The Greek Chairmanship of the Council of Europe held its main political and cultural event on Wednesday night at the Temple of Olympian Zeus in Athens. The focal point of the evening was the speech of the President of the Hellenic Republic, Katerina Sakellaropoulou, on the institutional and social challenges that European democracies face in the time of the pandemic.
The event, which was attended by Prime Minister Kyriakos Mitsotakis, opened with the remarks of Alternate Minister of Foreign Affairs Miltiadis Varvitsiotis, who, as Chair of the Committee of Ministers of the Council of Europe, sent the message that the answer to the successive crises that our societies have faced over the last years can be nothing else than “more Europe”, in the sense of an economic and political union, but also, equally importantly, as a space of promotion and safeguarding of common ideas and values. He stressed that the Council of Europe is the ultimate guardian of democracy, rule of law and human rights, the meeting place and dialogue of 47 Member States sharing a common European legal culture and that these principles and values must guide us through difficult times. He noted that the pandemic and the imposition of unprecedented restrictions with the aim of protecting life and public health led at the same time the Greek Chairmanship to step forward and highlight the true content of the principles and values of the Organization. The Alternate Minister stressed that while the right of access to health care should never compromised, restrictions on fundamental freedoms must always be governed by proportionality, be temporary and absolutely necessary, and be constantly revised.
Miltiadis Varvitsiotis pointed out that it was exactly the topicality of the values of the Council of Europe in times of pandemic and crisis that mobilized the Greek Chairmanship in order to have a “Declaration of Athens” adopted during the forthcoming 130th Session of the Council of Europe Committee of Ministers on November 4, 2020, in Athens. As he stressed, such a text and the adoption of the Declaration will be a new acquis in the history of human rights, a valuable legacy for the well-being of future generations.
He did not fail to mention the joint effort to defend human rights, calling on the political, academic and legal world, as well as on civil society, to join this ongoing and daily struggle, that exceeds the scope of the pandemic.
The Alternate Minister made a particular mention of the Plague of Athens and its subsequent catastrophic results upon ancient Athenian democracy. On the contrary, he pointed, in Greece today we have won the battle of life. However, he added, we also won the battle for democracy, as all extraordinary measures had the necessary democratic legitimacy given the uninterrupted functioning of the Parliament. With our recognition of the responsible attitude, the solidarity and the sacrifices of Greek citizens, and without ever forgetting the victims of the virus, we can say that we are proud of the Greek management of the crisis, Mr. Varvitsiotis said.
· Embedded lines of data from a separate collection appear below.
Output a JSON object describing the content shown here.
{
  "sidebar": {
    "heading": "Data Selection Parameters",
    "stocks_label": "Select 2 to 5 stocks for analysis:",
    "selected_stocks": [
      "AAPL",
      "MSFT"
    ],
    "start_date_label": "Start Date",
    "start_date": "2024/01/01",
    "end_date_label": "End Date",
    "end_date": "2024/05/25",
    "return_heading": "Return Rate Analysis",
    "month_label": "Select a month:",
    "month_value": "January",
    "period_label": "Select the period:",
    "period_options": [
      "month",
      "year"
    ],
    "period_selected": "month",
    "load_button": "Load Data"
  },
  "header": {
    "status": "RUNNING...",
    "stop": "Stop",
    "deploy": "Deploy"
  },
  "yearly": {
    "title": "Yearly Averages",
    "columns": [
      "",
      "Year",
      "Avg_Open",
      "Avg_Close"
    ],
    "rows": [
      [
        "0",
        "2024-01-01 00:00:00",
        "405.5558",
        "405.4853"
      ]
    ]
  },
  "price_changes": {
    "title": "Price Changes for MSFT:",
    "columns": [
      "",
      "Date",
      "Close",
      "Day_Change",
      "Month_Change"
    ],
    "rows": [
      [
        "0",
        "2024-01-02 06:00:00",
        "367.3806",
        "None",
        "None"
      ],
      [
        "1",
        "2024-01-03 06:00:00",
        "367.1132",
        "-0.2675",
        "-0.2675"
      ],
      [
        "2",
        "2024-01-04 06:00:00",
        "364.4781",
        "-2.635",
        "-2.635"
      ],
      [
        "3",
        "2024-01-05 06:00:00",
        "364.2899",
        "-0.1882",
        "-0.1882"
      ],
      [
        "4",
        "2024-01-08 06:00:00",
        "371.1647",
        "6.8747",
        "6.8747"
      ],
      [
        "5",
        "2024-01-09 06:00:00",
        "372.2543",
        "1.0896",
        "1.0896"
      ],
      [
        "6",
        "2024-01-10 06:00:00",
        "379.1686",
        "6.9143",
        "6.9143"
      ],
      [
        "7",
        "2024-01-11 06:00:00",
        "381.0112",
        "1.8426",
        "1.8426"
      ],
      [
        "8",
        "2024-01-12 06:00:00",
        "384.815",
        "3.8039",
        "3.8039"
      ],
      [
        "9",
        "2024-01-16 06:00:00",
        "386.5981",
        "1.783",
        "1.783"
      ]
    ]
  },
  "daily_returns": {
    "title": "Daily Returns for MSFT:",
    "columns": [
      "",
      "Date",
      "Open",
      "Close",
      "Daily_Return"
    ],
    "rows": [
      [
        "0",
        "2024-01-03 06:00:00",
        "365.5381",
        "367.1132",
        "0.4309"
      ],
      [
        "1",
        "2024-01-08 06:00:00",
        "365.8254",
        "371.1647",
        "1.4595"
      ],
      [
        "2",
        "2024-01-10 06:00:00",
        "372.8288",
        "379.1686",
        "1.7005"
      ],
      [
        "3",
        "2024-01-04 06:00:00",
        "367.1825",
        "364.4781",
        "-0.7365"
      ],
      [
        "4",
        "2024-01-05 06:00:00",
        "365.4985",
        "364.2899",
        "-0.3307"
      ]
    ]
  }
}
Lastly, he sent the message that with joint efforts that are based on common principles, we Europeans will overcome the crisis. “Our Europe must not go back to the past by closing borders and pursuing national policies. We need to keep the windows open in the world and Greece declares that it is willing and willing to contribute so that we can succeed. “
The music program of the event opened with young pianist Stelios Kerasidis, who also performed his composition, inspired by the difficult period of the restriction measures, “Isolation Waltz”. He was followed by Evgenia Papadima with Isidoros Sideris, who presented a sonata for cello and piano by Brahms, while the event closed with the Woodwind Quintet of the Athens State Orchestra, which performed works by Beethoven, Bizet, Verdi and Konstantinidis.